After almost a week here in Axum I feel that I should write about my first impressions before I get used to it – although that may take a while. Everyone has been friendly and welcoming asking ‘how do I find Axum?’ and wanting it to be good. People smile as you pass them and the woman living behind my house and her family who live opposite always smile and try to pass the time of day (the language is a barrier currently). As I pass children in the streets the shouts of ferengi (foreigner) and hello start and continue for long after I have walked by having said hello or selam in return. The bolder ones run up to shake my hand.
Axum has two major roads which are tarmacked – one runs through the centre of town and the other goes around the edge passing Axum by. The roads immediately off the main street are cobbled and as you get further away they are stony, dirt tracks. I live on one of these tracks but it’s only a few minutes walk to the main road. The bajaj (like a tuktuk) motor up and down the main road acting like the line taxi minibuses you see elsewhere in towns in Africa. They were brought over by an enterprising businessman and are now the main way to get from one end of Axum to the other.
The animals of Axum deserve a special mention. I think there must be more donkeys than cars. You see them everywhere carrying their burdens or drawing carts following routes they know so well with barely any guidance. Herds of sheep and goats also roam the streets. These are not the neat white animals but brown shaggy ones. Ethiopia is known for it’s bird life and it is in abundance here. There are lots of species I’ve never seen before and a tremendous dawn chorus every morning. Of course the flock of pigeons living above my bedroom create some unwanted noise. One of the cutest animals I saw was a squirrel on my first day. It looked more like a cross between a squirrel and a chipmunk but I was assured it was a squirrel. The most unexpected has to be the camel I saw today passing in front of the hospital!

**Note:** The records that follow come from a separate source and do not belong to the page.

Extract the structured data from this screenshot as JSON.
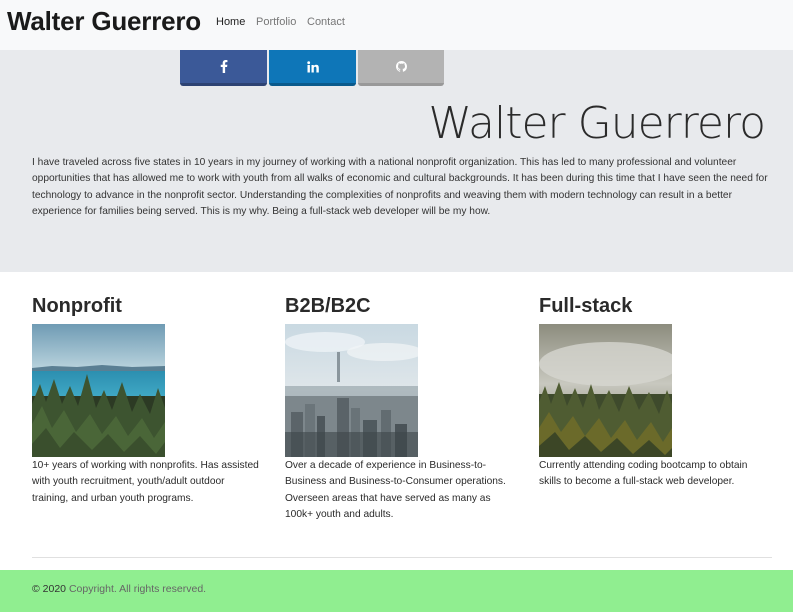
{
  "navbar": {
    "brand": "Walter Guerrero",
    "links": [
      {
        "label": "Home",
        "active": true
      },
      {
        "label": "Portfolio",
        "active": false
      },
      {
        "label": "Contact",
        "active": false
      }
    ]
  },
  "social": [
    {
      "name": "facebook",
      "icon": "facebook-icon",
      "color": "#3b5998"
    },
    {
      "name": "linkedin",
      "icon": "linkedin-icon",
      "color": "#0e76b8"
    },
    {
      "name": "github",
      "icon": "github-icon",
      "color": "#b3b3b3"
    }
  ],
  "hero": {
    "title": "Walter Guerrero",
    "text": "I have traveled across five states in 10 years in my journey of working with a national nonprofit organization. This has led to many professional and volunteer opportunities that has allowed me to work with youth from all walks of economic and cultural backgrounds. It has been during this time that I have seen the need for technology to advance in the nonprofit sector. Understanding the complexities of nonprofits and weaving them with modern technology can result in a better experience for families being served. This is my why. Being a full-stack web developer will be my how."
  },
  "columns": [
    {
      "heading": "Nonprofit",
      "image": "lake-forest-photo",
      "text": "10+ years of working with nonprofits. Has assisted with youth recruitment, youth/adult outdoor training, and urban youth programs."
    },
    {
      "heading": "B2B/B2C",
      "image": "city-skyline-photo",
      "text": "Over a decade of experience in Business-to-Business and Business-to-Consumer operations. Overseen areas that have served as many as 100k+ youth and adults."
    },
    {
      "heading": "Full-stack",
      "image": "misty-forest-photo",
      "text": "Currently attending coding bootcamp to obtain skills to become a full-stack web developer."
    }
  ],
  "footer": {
    "copyright": "© 2020",
    "rest": "Copyright. All rights reserved.",
    "color": "#90ee90"
  }
}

This weekend is Mekele (the finding of the true cross) celebration and drumbeats and music fill the air before the main event tomorrow.